Mayor Wu also defended Chief Cox saying, “I have reviewed every document that has existed in both Boston and Ann Arbor… I personally spoke with their Mayor and Town Administrator and have heard nothing but praise and regret that he might leave…[they told me] Chief Cox has been the consummate professional, so warm and welcoming to the entire community… He is a leader of great integrity.

When the appointment was announced this morning, Cox gave a heartwarming and personal speech saying, “I consider this a homecoming, I wish my mother was here to see it… I grew up right down the street from this park…everyone deserves to enjoy a park without crime.” He went on to say, “Her [Mayor Wu’s] vision for the city is how I see my vision for the police department, diversity, equity and inclusion… Community policing basics will be implemented again… the reality is we need each other… officers need to engage residents. Chief Cox also told the press pool, “I took on public service because I wanted to help the public and give back to the communities in which I lived.”

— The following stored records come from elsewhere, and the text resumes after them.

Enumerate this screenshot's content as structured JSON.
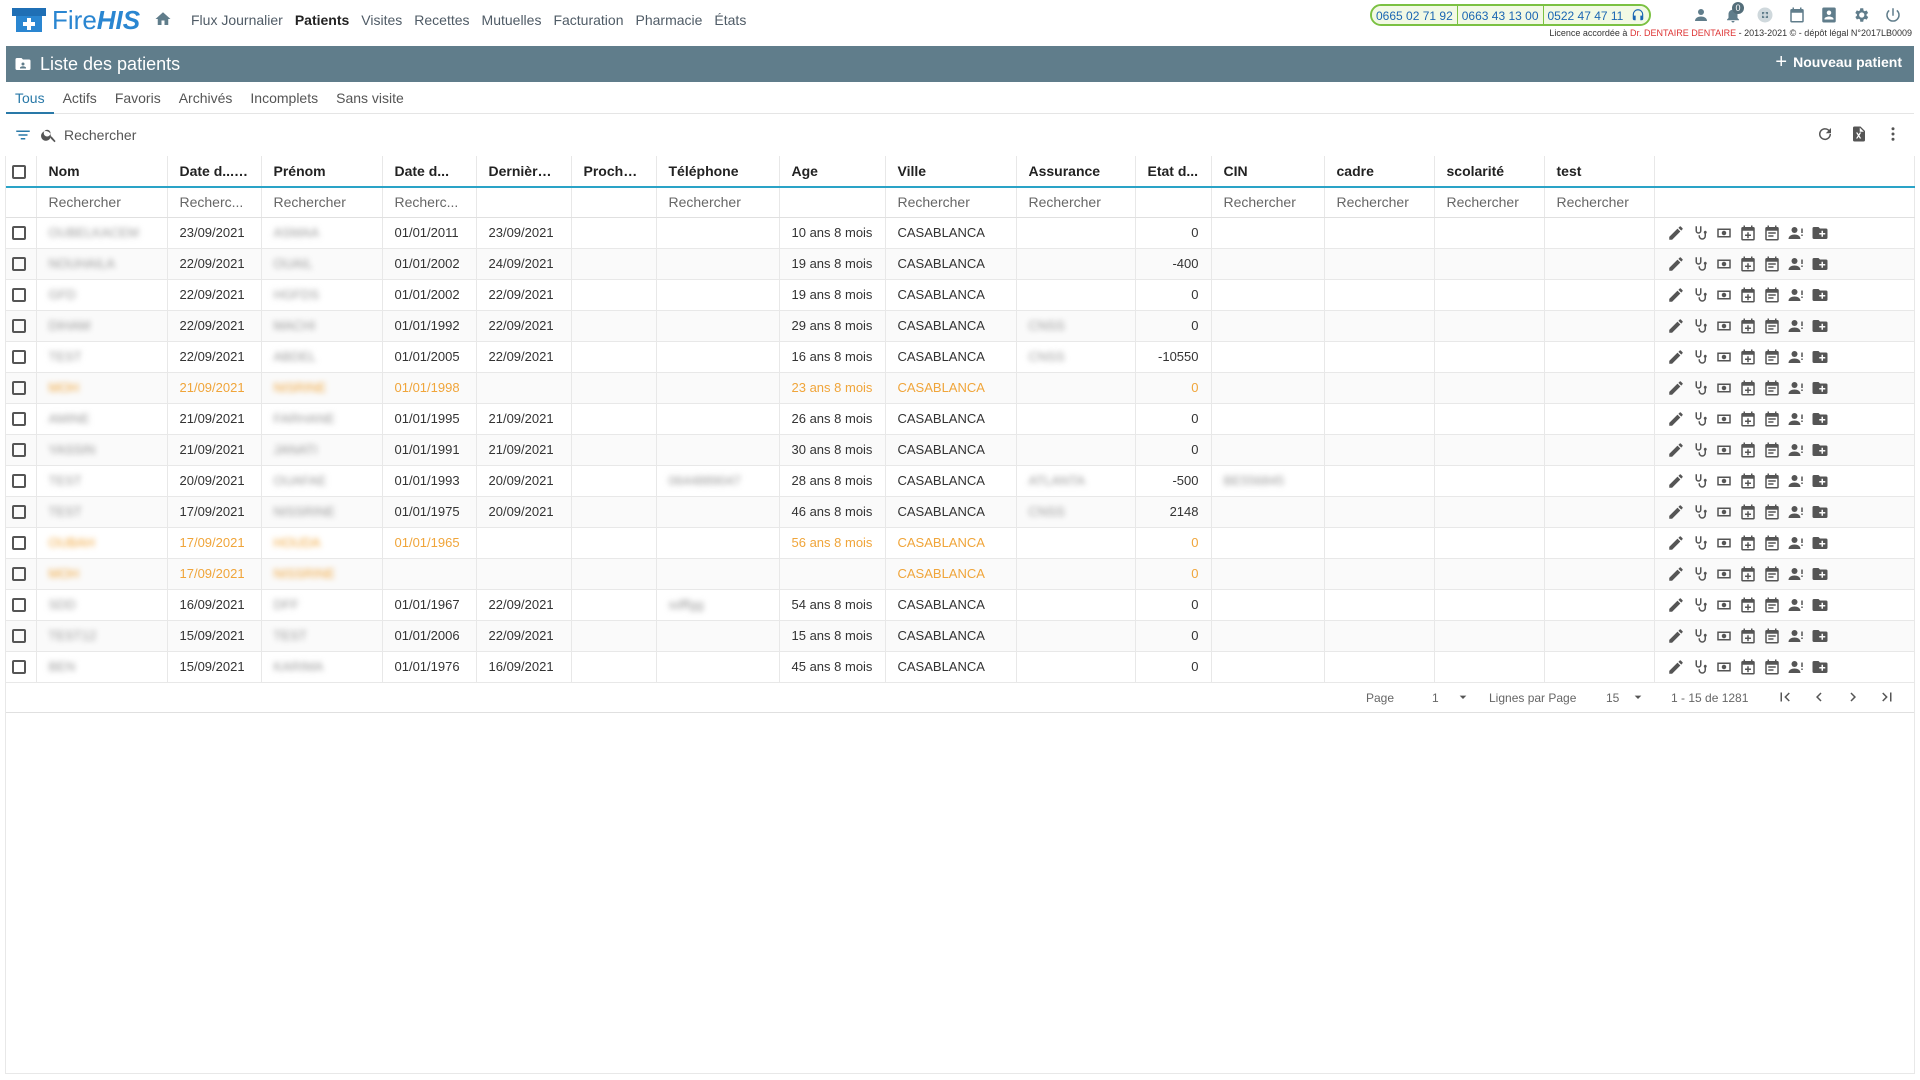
{
  "logo": {
    "fire": "Fire",
    "his": "HIS"
  },
  "nav": [
    "Flux Journalier",
    "Patients",
    "Visites",
    "Recettes",
    "Mutuelles",
    "Facturation",
    "Pharmacie",
    "États"
  ],
  "nav_active_index": 1,
  "phones": [
    "0665 02 71 92",
    "0663 43 13 00",
    "0522 47 47 11"
  ],
  "license": {
    "prefix": "Licence accordée à ",
    "doctor": "Dr. DENTAIRE DENTAIRE",
    "suffix": " - 2013-2021 © - dépôt légal N°2017LB0009"
  },
  "notifications_count": "0",
  "panel": {
    "title": "Liste des patients",
    "new_button": "Nouveau patient"
  },
  "tabs": [
    "Tous",
    "Actifs",
    "Favoris",
    "Archivés",
    "Incomplets",
    "Sans visite"
  ],
  "search": {
    "placeholder": "Rechercher"
  },
  "columns": [
    "Nom",
    "Date d...",
    "Prénom",
    "Date d...",
    "Dernière ...",
    "Prochai...",
    "Téléphone",
    "Age",
    "Ville",
    "Assurance",
    "Etat d...",
    "CIN",
    "cadre",
    "scolarité",
    "test"
  ],
  "filters": [
    "Rechercher",
    "Recherc...",
    "Rechercher",
    "Recherc...",
    "",
    "",
    "Rechercher",
    "",
    "Rechercher",
    "Rechercher",
    "",
    "Rechercher",
    "Rechercher",
    "Rechercher",
    "Rechercher"
  ],
  "rows": [
    {
      "nom": "OUBELKACEM",
      "date_creation": "23/09/2021",
      "prenom": "ASMAA",
      "date_naissance": "01/01/2011",
      "derniere": "23/09/2021",
      "prochaine": "",
      "telephone": "",
      "age": "10 ans 8 mois",
      "ville": "CASABLANCA",
      "assurance": "",
      "etat": "0",
      "cin": "",
      "incomplete": false
    },
    {
      "nom": "NOUHAILA",
      "date_creation": "22/09/2021",
      "prenom": "OUAIL",
      "date_naissance": "01/01/2002",
      "derniere": "24/09/2021",
      "prochaine": "",
      "telephone": "",
      "age": "19 ans 8 mois",
      "ville": "CASABLANCA",
      "assurance": "",
      "etat": "-400",
      "cin": "",
      "incomplete": false
    },
    {
      "nom": "GFD",
      "date_creation": "22/09/2021",
      "prenom": "HGFDS",
      "date_naissance": "01/01/2002",
      "derniere": "22/09/2021",
      "prochaine": "",
      "telephone": "",
      "age": "19 ans 8 mois",
      "ville": "CASABLANCA",
      "assurance": "",
      "etat": "0",
      "cin": "",
      "incomplete": false
    },
    {
      "nom": "DIHAM",
      "date_creation": "22/09/2021",
      "prenom": "MACHI",
      "date_naissance": "01/01/1992",
      "derniere": "22/09/2021",
      "prochaine": "",
      "telephone": "",
      "age": "29 ans 8 mois",
      "ville": "CASABLANCA",
      "assurance": "CNSS",
      "etat": "0",
      "cin": "",
      "incomplete": false
    },
    {
      "nom": "TEST",
      "date_creation": "22/09/2021",
      "prenom": "ABDEL",
      "date_naissance": "01/01/2005",
      "derniere": "22/09/2021",
      "prochaine": "",
      "telephone": "",
      "age": "16 ans 8 mois",
      "ville": "CASABLANCA",
      "assurance": "CNSS",
      "etat": "-10550",
      "cin": "",
      "incomplete": false
    },
    {
      "nom": "MOH",
      "date_creation": "21/09/2021",
      "prenom": "NISRINE",
      "date_naissance": "01/01/1998",
      "derniere": "",
      "prochaine": "",
      "telephone": "",
      "age": "23 ans 8 mois",
      "ville": "CASABLANCA",
      "assurance": "",
      "etat": "0",
      "cin": "",
      "incomplete": true
    },
    {
      "nom": "AMINE",
      "date_creation": "21/09/2021",
      "prenom": "FARHANE",
      "date_naissance": "01/01/1995",
      "derniere": "21/09/2021",
      "prochaine": "",
      "telephone": "",
      "age": "26 ans 8 mois",
      "ville": "CASABLANCA",
      "assurance": "",
      "etat": "0",
      "cin": "",
      "incomplete": false
    },
    {
      "nom": "YASSIN",
      "date_creation": "21/09/2021",
      "prenom": "JANATI",
      "date_naissance": "01/01/1991",
      "derniere": "21/09/2021",
      "prochaine": "",
      "telephone": "",
      "age": "30 ans 8 mois",
      "ville": "CASABLANCA",
      "assurance": "",
      "etat": "0",
      "cin": "",
      "incomplete": false
    },
    {
      "nom": "TEST",
      "date_creation": "20/09/2021",
      "prenom": "OUAFAE",
      "date_naissance": "01/01/1993",
      "derniere": "20/09/2021",
      "prochaine": "",
      "telephone": "0644889047",
      "age": "28 ans 8 mois",
      "ville": "CASABLANCA",
      "assurance": "ATLANTA",
      "etat": "-500",
      "cin": "BE556845",
      "incomplete": false
    },
    {
      "nom": "TEST",
      "date_creation": "17/09/2021",
      "prenom": "NISSRINE",
      "date_naissance": "01/01/1975",
      "derniere": "20/09/2021",
      "prochaine": "",
      "telephone": "",
      "age": "46 ans 8 mois",
      "ville": "CASABLANCA",
      "assurance": "CNSS",
      "etat": "2148",
      "cin": "",
      "incomplete": false
    },
    {
      "nom": "OUBAH",
      "date_creation": "17/09/2021",
      "prenom": "HOUDA",
      "date_naissance": "01/01/1965",
      "derniere": "",
      "prochaine": "",
      "telephone": "",
      "age": "56 ans 8 mois",
      "ville": "CASABLANCA",
      "assurance": "",
      "etat": "0",
      "cin": "",
      "incomplete": true
    },
    {
      "nom": "MOH",
      "date_creation": "17/09/2021",
      "prenom": "NISSRINE",
      "date_naissance": "",
      "derniere": "",
      "prochaine": "",
      "telephone": "",
      "age": "",
      "ville": "CASABLANCA",
      "assurance": "",
      "etat": "0",
      "cin": "",
      "incomplete": true
    },
    {
      "nom": "SDD",
      "date_creation": "16/09/2021",
      "prenom": "DFF",
      "date_naissance": "01/01/1967",
      "derniere": "22/09/2021",
      "prochaine": "",
      "telephone": "sdffgg",
      "age": "54 ans 8 mois",
      "ville": "CASABLANCA",
      "assurance": "",
      "etat": "0",
      "cin": "",
      "incomplete": false
    },
    {
      "nom": "TEST12",
      "date_creation": "15/09/2021",
      "prenom": "TEST",
      "date_naissance": "01/01/2006",
      "derniere": "22/09/2021",
      "prochaine": "",
      "telephone": "",
      "age": "15 ans 8 mois",
      "ville": "CASABLANCA",
      "assurance": "",
      "etat": "0",
      "cin": "",
      "incomplete": false
    },
    {
      "nom": "BEN",
      "date_creation": "15/09/2021",
      "prenom": "KARIMA",
      "date_naissance": "01/01/1976",
      "derniere": "16/09/2021",
      "prochaine": "",
      "telephone": "",
      "age": "45 ans 8 mois",
      "ville": "CASABLANCA",
      "assurance": "",
      "etat": "0",
      "cin": "",
      "incomplete": false
    }
  ],
  "row_actions": [
    "edit-icon",
    "stethoscope-icon",
    "payment-icon",
    "calendar-add-icon",
    "calendar-icon",
    "user-icon",
    "folder-add-icon"
  ],
  "pager": {
    "page_label": "Page",
    "page": "1",
    "rows_label": "Lignes par Page",
    "rows_per_page": "15",
    "range": "1 - 15 de 1281"
  },
  "colors": {
    "header": "#607d8b",
    "accent": "#2979a8",
    "incomplete": "#f0a53a",
    "phone_border": "#7bc142"
  }
}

After the announcement, Chief Cox answered a handful of questions, one focused on what he plans to do in terms of improving department accountability and transparency. He told the reporters, “Our communication needs to be better in a lot of ways… give me a second to get there and to review some of this stuff because I don’t want to criticize some people who are doing great work just because of my ignorance, I want to be slow to critique and fast to learn before I make any comments. He defended his soon to be rank and file wholeheartedly but also left room for improvement, “Officers work hard, this is a hard job at any level and the reality is most people don’t understand some of the aspects of policing… but also the reality is that police sometimes don’t understand issues of communities… Those two need to match up a lot better and we need to learn from one another so we can be way more responsive…so we are never over policing or under policing because of these misunderstandings… it’s kind of like a self fulfilling prophecy.”

The main message that Chief Cox had for the rank and file was simple, “I believe in policing… I know the men and women in our department are truly gifted… we’re going to support you to death and make sure that you have all the tools you need at your disposal… but we’re also going to hold you accountable.”